This morning, I asked Maggie if she remembered the verse she had to say for today. She said, “The Fifth Commandment - You shall not. . . . brag?”

Tomorrow’s verse? The Sixth Commandment – You shall not commit adultery. Can’t wait to explain that one.

Tuesday, October 2, 2007


As soon as I picked Aleita up from school yesterday, the first thing she told me is that she needed to wash her shoes. She said she had got them dirty while playing outside that day. I glanced at them and thought to myself that they really looked no worse than when I had sent her in them that morning, but getting into a debate with a three year old wasn’t at the top of my list at that given moment. Besides, I thought that maybe she was just meaning that she had wood chips or sand in her shoes from playing outside, which often happens (unfortunately, I almost always seem to forget to sit her down OUTSIDE and dump out her shoes, and then I end up with it all over the kitchen floor when she pulls them off.)

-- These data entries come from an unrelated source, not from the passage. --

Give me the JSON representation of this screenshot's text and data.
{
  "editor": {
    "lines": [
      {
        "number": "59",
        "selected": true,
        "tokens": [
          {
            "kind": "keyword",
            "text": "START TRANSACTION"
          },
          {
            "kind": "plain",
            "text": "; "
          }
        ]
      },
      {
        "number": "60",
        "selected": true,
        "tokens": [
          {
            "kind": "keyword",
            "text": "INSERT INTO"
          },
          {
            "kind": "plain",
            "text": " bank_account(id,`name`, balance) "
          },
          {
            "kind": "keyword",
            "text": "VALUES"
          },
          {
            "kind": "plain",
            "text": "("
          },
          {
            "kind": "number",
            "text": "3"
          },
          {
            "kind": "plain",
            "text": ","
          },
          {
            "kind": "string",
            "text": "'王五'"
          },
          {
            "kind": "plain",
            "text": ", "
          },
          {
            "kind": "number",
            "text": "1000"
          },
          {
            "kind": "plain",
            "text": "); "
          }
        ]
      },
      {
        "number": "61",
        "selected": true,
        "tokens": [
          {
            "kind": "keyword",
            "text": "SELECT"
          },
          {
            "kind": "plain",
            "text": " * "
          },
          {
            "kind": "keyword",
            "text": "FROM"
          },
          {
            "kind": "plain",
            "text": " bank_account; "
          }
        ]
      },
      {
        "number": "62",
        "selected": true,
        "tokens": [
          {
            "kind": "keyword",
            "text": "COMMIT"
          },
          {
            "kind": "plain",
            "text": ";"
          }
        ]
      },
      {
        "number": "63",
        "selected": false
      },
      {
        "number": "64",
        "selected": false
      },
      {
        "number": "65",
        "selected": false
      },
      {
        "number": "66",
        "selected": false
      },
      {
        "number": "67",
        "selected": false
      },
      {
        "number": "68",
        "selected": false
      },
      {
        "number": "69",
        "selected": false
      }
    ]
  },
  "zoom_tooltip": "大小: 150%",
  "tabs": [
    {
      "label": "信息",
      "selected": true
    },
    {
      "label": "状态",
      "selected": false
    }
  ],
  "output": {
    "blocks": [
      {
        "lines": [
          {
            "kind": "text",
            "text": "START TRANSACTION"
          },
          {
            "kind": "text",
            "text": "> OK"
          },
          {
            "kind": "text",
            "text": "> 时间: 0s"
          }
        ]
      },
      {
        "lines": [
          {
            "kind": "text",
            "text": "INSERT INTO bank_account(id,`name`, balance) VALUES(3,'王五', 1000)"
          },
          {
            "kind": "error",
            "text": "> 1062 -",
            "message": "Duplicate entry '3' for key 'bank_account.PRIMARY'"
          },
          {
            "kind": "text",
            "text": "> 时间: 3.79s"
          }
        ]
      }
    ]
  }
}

Thinking no more of it, we proceeded home. As soon as we were out of the car, Aleita again started in with the needing to wash her shoes thing. I was actually glad she reminded me, so that for one day, I wouldn’t have sand and/or wood chips all over the floor. I sat her down on the steps in the garage that lead into the house to pull her shoes off, and that is when I realized that she was quite accurate that her shoes, indeed, needed to be washed. I was also reminded that sometimes being a mom is quite literally, a crappy job. As soon as I pulled off her right shoe, it only took a glance at my hand to understand why she felt her shoes needed to be washed. You see, at some point during her day of playing at pre-school, Aleita had apparently stepped in dog poop.

Cleaning dog poop off the bottom of your kids’ shoes is one of those “mom” jobs that ranks right up there with cleaning up vomit or having to put your hand in the toilet to retrieve a dropped object. You go through most of your days, not even really thinking about “being an adult.” For me, the fact that I really am an adult doesn’t hit home when I am working at my job, parenting my kids, or in thinking about the ten years my husband and I have been married. No, adulthood tends to smack me in the face at those moments when I realize that I am the one who has to clean the dog poop off the shoe because that is what a mom does. As kids, we couldn’t wait to grow up so we could be adults and do the exciting things that adults do. If we had only known. . . .

Monday, October 1, 2007


My house has become an obstacle course. Everyone continually asks us how the packing is going, and I tell them my home has become a maze of boxes. I think they think I am joking, but if you were to come to my house, you would see that clearly, I am not. Boxes are stacked three and four high and several rows deep in most rooms, including the hallways. I have so many bruises on my legs from running into boxes that I could be a poster child for abuse. I think of these box-packed rooms often as something of a gauntlet.

My panic has mostly subsided over the fear of not getting done in time to move. We have a good portion of our things packed, save for the kitchen and our clothes. I also have not packed many of the kids’ toys yet. I actually had tried to pack some of them, but suddenly, toys that they seldom play with became prized possessions. Since those were the toys that they couldn’t have, then those were the ones that they wanted, and they kept coming along and opening the box and taking them out. I decided it was somewhat of a futile effort and just gave up until closer to moving day.

I must say that Chris has made great strides in our downsizing efforts. He has willingly parted with many boxes of things that I never thought I would see go out the door. As we were sitting in the living room last night, we were sorting through some boxes and talking, and I was drinking a glass of very good pinot noir wine out of a Garfield mug because my mom packed all my wine glasses when she came to help me on Wednesday afternoon. I told him that I was proud of him for getting rid of so much stuff. He told me that, for the record, he was done getting rid of his things, and the stuff that was left wasn’t going anywhere. I told him that ten years ago, he never would have imagined parting with all the stuff he is now, so who knows what will happen in another ten? A girl can hope, can’t she?